*Dataset rows describing interfaces*.

- - -

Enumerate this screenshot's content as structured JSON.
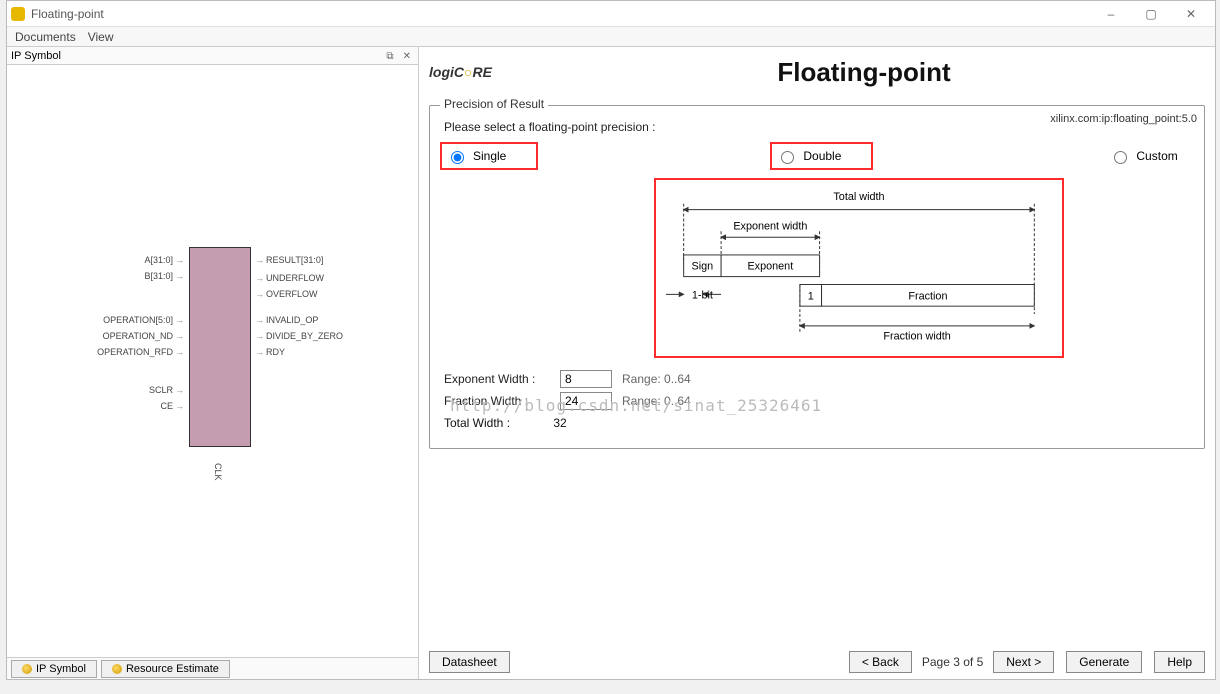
{
  "window": {
    "title": "Floating-point",
    "minimize": "–",
    "maximize": "▢",
    "close": "✕"
  },
  "menubar": {
    "documents": "Documents",
    "view": "View"
  },
  "left": {
    "panel_title": "IP Symbol",
    "pin": "⧉",
    "close": "✕",
    "ports_left": [
      "A[31:0]",
      "B[31:0]",
      "OPERATION[5:0]",
      "OPERATION_ND",
      "OPERATION_RFD",
      "SCLR",
      "CE"
    ],
    "ports_right": [
      "RESULT[31:0]",
      "UNDERFLOW",
      "OVERFLOW",
      "INVALID_OP",
      "DIVIDE_BY_ZERO",
      "RDY"
    ],
    "clk": "CLK",
    "tabs": {
      "ip_symbol": "IP Symbol",
      "resource_estimate": "Resource Estimate"
    }
  },
  "right": {
    "logo": "logiC",
    "logo_suffix": "RE",
    "title": "Floating-point",
    "ip_id": "xilinx.com:ip:floating_point:5.0",
    "fieldset_legend": "Precision of Result",
    "instruction": "Please select a floating-point precision :",
    "radios": {
      "single": "Single",
      "double": "Double",
      "custom": "Custom"
    },
    "diagram": {
      "total_width": "Total width",
      "exponent_width": "Exponent width",
      "sign": "Sign",
      "exponent": "Exponent",
      "one_bit": "1-bit",
      "one": "1",
      "fraction": "Fraction",
      "fraction_width": "Fraction width"
    },
    "fields": {
      "exp_label": "Exponent Width  :",
      "exp_value": "8",
      "exp_range": "Range: 0..64",
      "frac_label": "Fraction Width  :",
      "frac_value": "24",
      "frac_range": "Range: 0..64",
      "total_label": "Total Width  :",
      "total_value": "32"
    },
    "buttons": {
      "datasheet": "Datasheet",
      "back": "< Back",
      "page": "Page 3 of 5",
      "next": "Next >",
      "generate": "Generate",
      "help": "Help"
    },
    "watermark": "http://blog.csdn.net/sinat_25326461"
  }
}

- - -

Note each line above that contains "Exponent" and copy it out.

*EXPECTED ANSWER*.
      "exponent_width": "Exponent width",
      "exponent": "Exponent",
      "exp_label": "Exponent Width  :",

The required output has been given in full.